Applied Mathematics. Zhanlue Liang, "Formation Control of Multi-agent Systems via Impulsive Strategy." Supervisor, Dr. Xinzhi Liu. Thesis available from MGO - Oral defence Friday, August 4, 10:00 a.m. online.

Biology. Geburah Straker, “Investigating the involvement of FHA domain lateral surfaces in DNA damage and cell cycle checkpoint responses in Saccharomyces cerevisiae.” Supervisor, Dr. Bernard Duncker. Please visit the Faculty of Science Thesis Submission Notices website for details on requesting a copy. Oral defence Friday, August 4, 12:30 p.m., STC 2002.

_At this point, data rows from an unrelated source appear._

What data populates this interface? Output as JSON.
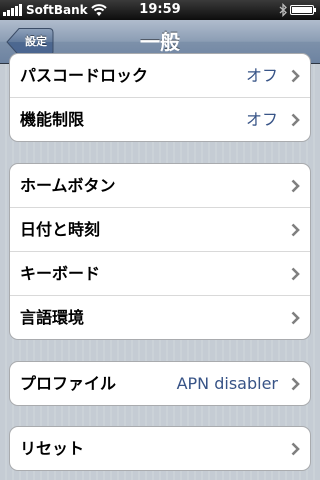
{
  "status_bar": {
    "carrier": "SoftBank",
    "time": "19:59",
    "signal_icon": "signal-bars-icon",
    "wifi_icon": "wifi-icon",
    "bluetooth_icon": "bluetooth-icon",
    "battery_icon": "battery-icon",
    "battery_level": 1.0
  },
  "nav": {
    "back_label": "設定",
    "title": "一般"
  },
  "groups": [
    {
      "rows": [
        {
          "label": "パスコードロック",
          "value": "オフ"
        },
        {
          "label": "機能制限",
          "value": "オフ"
        }
      ]
    },
    {
      "rows": [
        {
          "label": "ホームボタン"
        },
        {
          "label": "日付と時刻"
        },
        {
          "label": "キーボード"
        },
        {
          "label": "言語環境"
        }
      ]
    },
    {
      "rows": [
        {
          "label": "プロファイル",
          "value": "APN disabler"
        }
      ]
    },
    {
      "rows": [
        {
          "label": "リセット"
        }
      ]
    }
  ],
  "colors": {
    "nav_bar": "#7d91aa",
    "detail_text": "#385487",
    "background": "#c5ccd4"
  }
}
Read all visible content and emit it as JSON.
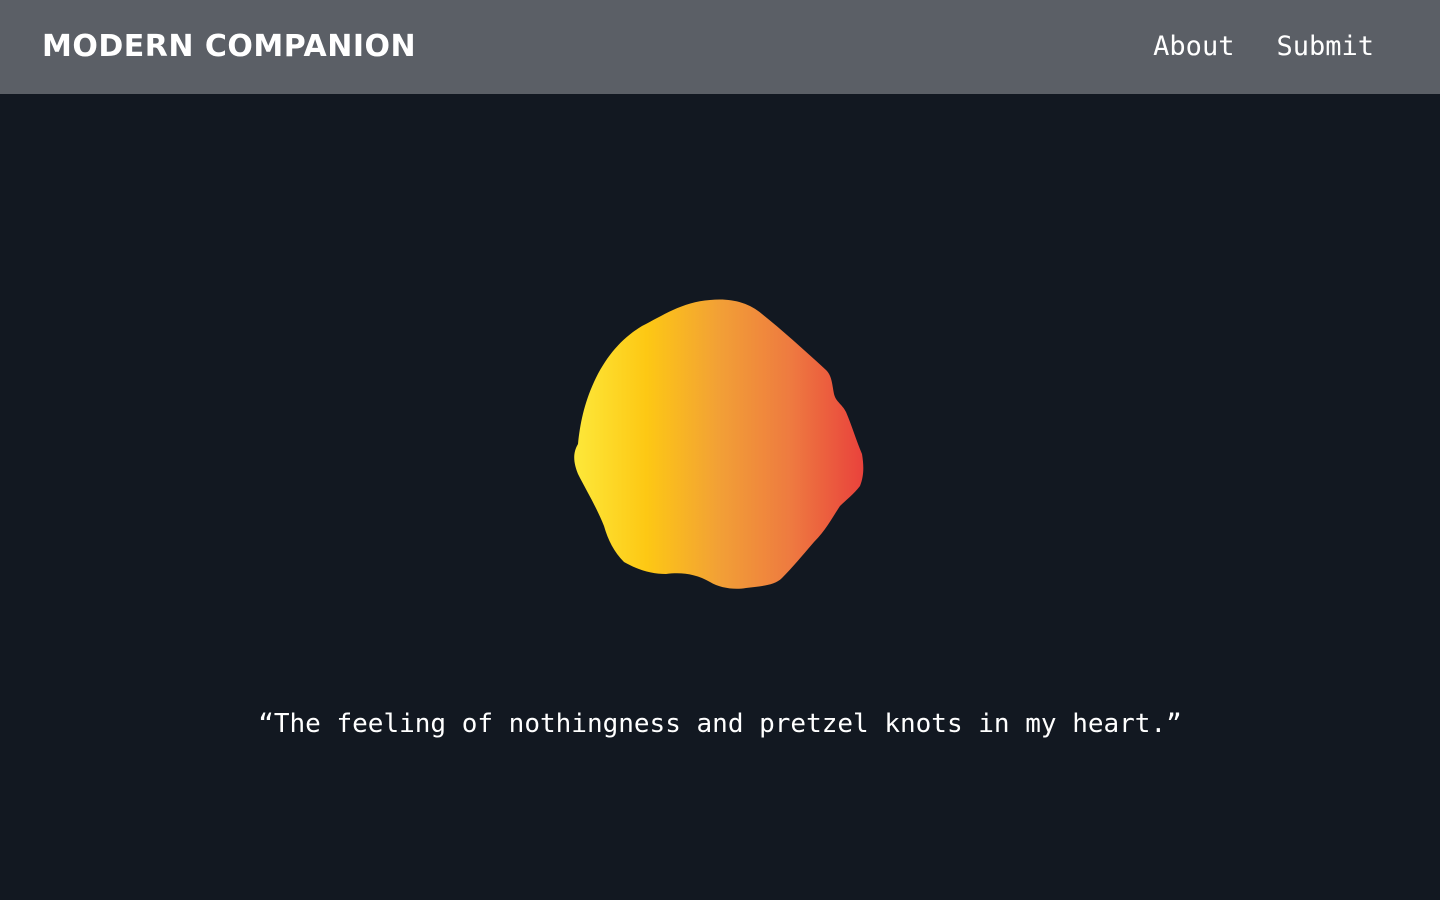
{
  "header": {
    "logo_text": "MODERN COMPANION",
    "background": "#5b5f66",
    "nav": [
      {
        "label": "About"
      },
      {
        "label": "Submit"
      }
    ]
  },
  "main": {
    "background": "#121821",
    "blob": {
      "gradient_colors": [
        "#fde83a",
        "#fdc814",
        "#f2a036",
        "#ee7a40",
        "#e9423c"
      ]
    },
    "quote": "“The feeling of nothingness and pretzel knots in my heart.”"
  }
}
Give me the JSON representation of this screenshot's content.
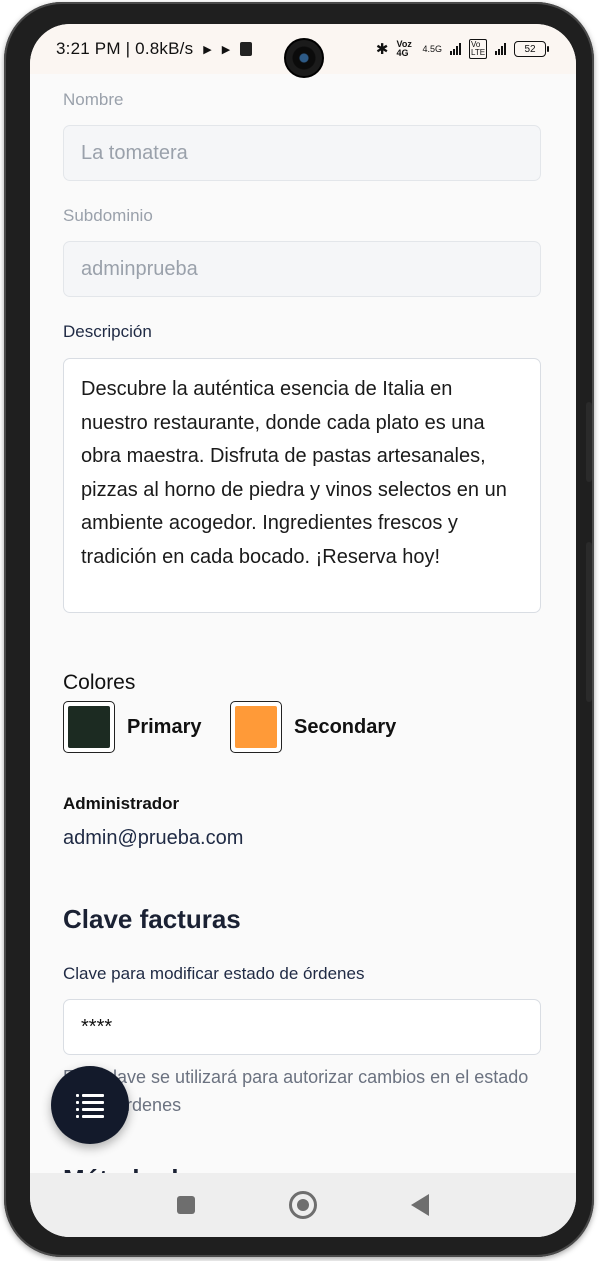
{
  "status_bar": {
    "time": "3:21 PM | 0.8kB/s",
    "network_label": "Voz 4G",
    "network_type": "4.5G",
    "volte_label": "Vo LTE",
    "battery": "52"
  },
  "form": {
    "name": {
      "label": "Nombre",
      "value": "La tomatera"
    },
    "subdomain": {
      "label": "Subdominio",
      "value": "adminprueba"
    },
    "description": {
      "label": "Descripción",
      "value": "Descubre la auténtica esencia de Italia en nuestro restaurante, donde cada plato es una obra maestra. Disfruta de pastas artesanales, pizzas al horno de piedra y vinos selectos en un ambiente acogedor. Ingredientes frescos y tradición en cada bocado. ¡Reserva hoy!"
    },
    "colors": {
      "title": "Colores",
      "primary": {
        "label": "Primary",
        "color": "#1c2b22"
      },
      "secondary": {
        "label": "Secondary",
        "color": "#ff9a38"
      }
    },
    "admin": {
      "label": "Administrador",
      "email": "admin@prueba.com"
    }
  },
  "invoice_key": {
    "title": "Clave facturas",
    "field_label": "Clave para modificar estado de órdenes",
    "value": "****",
    "help": "Esta clave se utilizará para autorizar cambios en el estado de las órdenes"
  },
  "next_section_title": "Método de pago",
  "fab": {
    "icon": "list-icon"
  },
  "nav": {
    "recents": "square-icon",
    "home": "circle-icon",
    "back": "triangle-icon"
  }
}
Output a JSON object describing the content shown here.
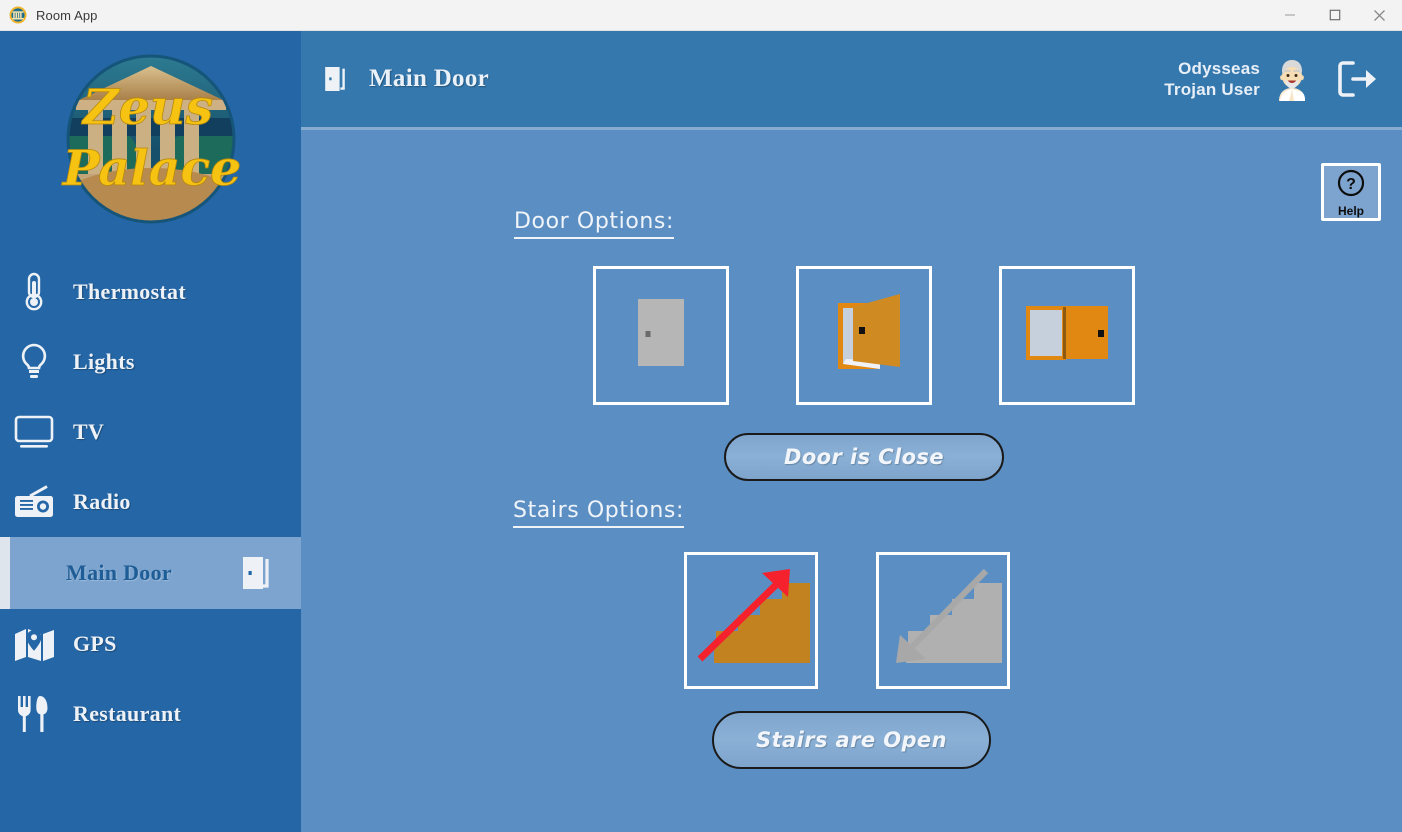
{
  "window": {
    "title": "Room App",
    "icon": "app-logo-icon",
    "controls": {
      "minimize": "minimize-icon",
      "maximize": "maximize-icon",
      "close": "close-icon"
    }
  },
  "sidebar": {
    "logo": {
      "line1": "Zeus",
      "line2": "Palace",
      "alt": "zeus-palace-logo"
    },
    "items": [
      {
        "label": "Thermostat",
        "icon": "thermostat-icon",
        "active": false
      },
      {
        "label": "Lights",
        "icon": "lightbulb-icon",
        "active": false
      },
      {
        "label": "TV",
        "icon": "tv-icon",
        "active": false
      },
      {
        "label": "Radio",
        "icon": "radio-icon",
        "active": false
      },
      {
        "label": "Main Door",
        "icon": "door-icon",
        "active": true
      },
      {
        "label": "GPS",
        "icon": "map-icon",
        "active": false
      },
      {
        "label": "Restaurant",
        "icon": "cutlery-icon",
        "active": false
      }
    ]
  },
  "header": {
    "icon": "door-icon",
    "title": "Main Door",
    "user": {
      "first_name": "Odysseas",
      "role": "Trojan User",
      "avatar": "old-man-avatar"
    },
    "logout": "logout-icon"
  },
  "main": {
    "help": {
      "label": "Help",
      "icon": "question-mark-circle-icon"
    },
    "door_section": {
      "heading": "Door Options:",
      "options": [
        {
          "name": "door-closed-option",
          "icon": "door-closed-icon"
        },
        {
          "name": "door-ajar-option",
          "icon": "door-ajar-icon"
        },
        {
          "name": "door-open-option",
          "icon": "door-open-icon"
        }
      ],
      "status_label": "Door is Close"
    },
    "stairs_section": {
      "heading": "Stairs Options:",
      "options": [
        {
          "name": "stairs-up-option",
          "icon": "stairs-up-arrow-icon"
        },
        {
          "name": "stairs-down-option",
          "icon": "stairs-down-arrow-icon"
        }
      ],
      "status_label": "Stairs are Open"
    }
  },
  "colors": {
    "sidebar_blue": "#2567a6",
    "header_blue": "#3478ae",
    "body_blue": "#5b8fc4",
    "active_blue": "#7ca4ce",
    "door_orange": "#d9901f",
    "door_gray": "#b6b6b6",
    "arrow_red": "#ec1c2a",
    "logo_gold": "#f7c313"
  }
}
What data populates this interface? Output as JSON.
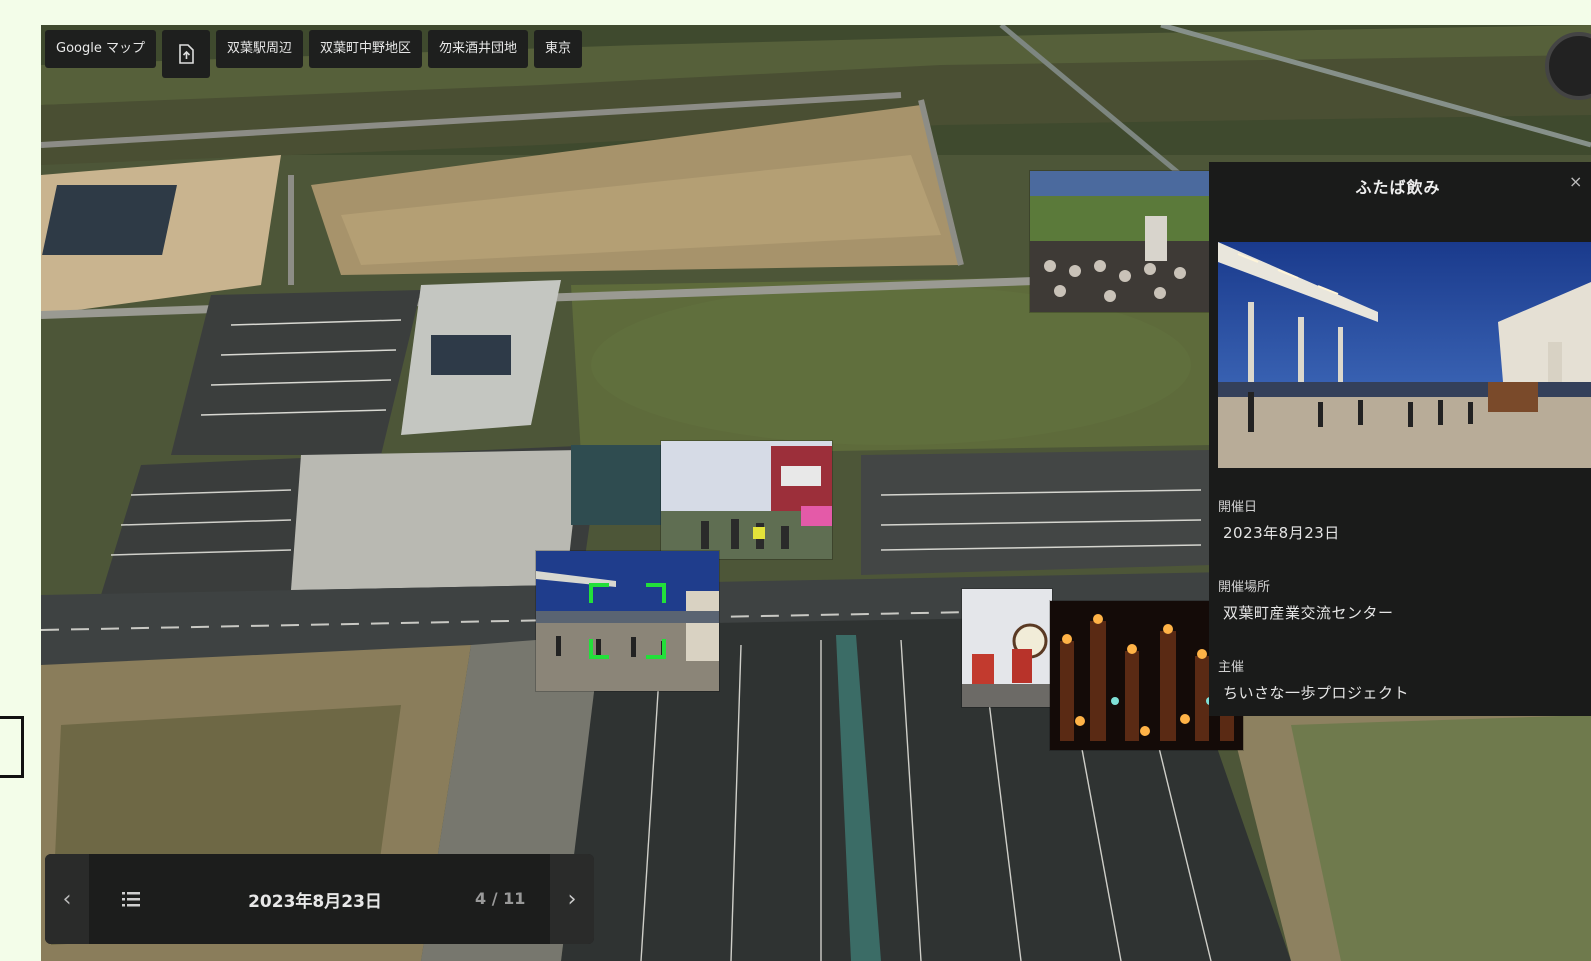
{
  "toolbar": {
    "google_maps": "Google マップ",
    "export_icon": "file-export-icon",
    "places": [
      "双葉駅周辺",
      "双葉町中野地区",
      "勿来酒井団地",
      "東京"
    ]
  },
  "panel": {
    "title": "ふたば飲み",
    "close": "×",
    "fields": [
      {
        "label": "開催日",
        "value": "2023年8月23日"
      },
      {
        "label": "開催場所",
        "value": "双葉町産業交流センター"
      },
      {
        "label": "主催",
        "value": "ちいさな一歩プロジェクト"
      }
    ]
  },
  "nav": {
    "prev": "‹",
    "next": "›",
    "date": "2023年8月23日",
    "count": "4 / 11"
  },
  "colors": {
    "page_bg": "#f3fde9",
    "panel_bg": "#1a1b1a",
    "focus_bracket": "#22e03a"
  }
}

Chemistry. Christian Ieritano, “Towards Understanding Differential Ion Mobility and its Applications in Analytical and Medicinal Chemistry.” Supervisor, Dr. Scott Hopkins. Please visit the Faculty of Science Thesis Submission Notices website for details on requesting a copy. Oral defence Tuesday, August 8, 2:00 p.m., Chemistry 2 Building (C2) Room 361.

School of Public Health Sciences. Diya Chowdhury, "Healthcare Experiences of South Asian Older Adults in Canada: Aging well, Engagement and Access." Supervisors, Dr. Paul Stolee, Dr. Catherine Tong. Email Health Graduate Administration for a copy. Oral defence Friday, August 25, 11:00 a.m., online.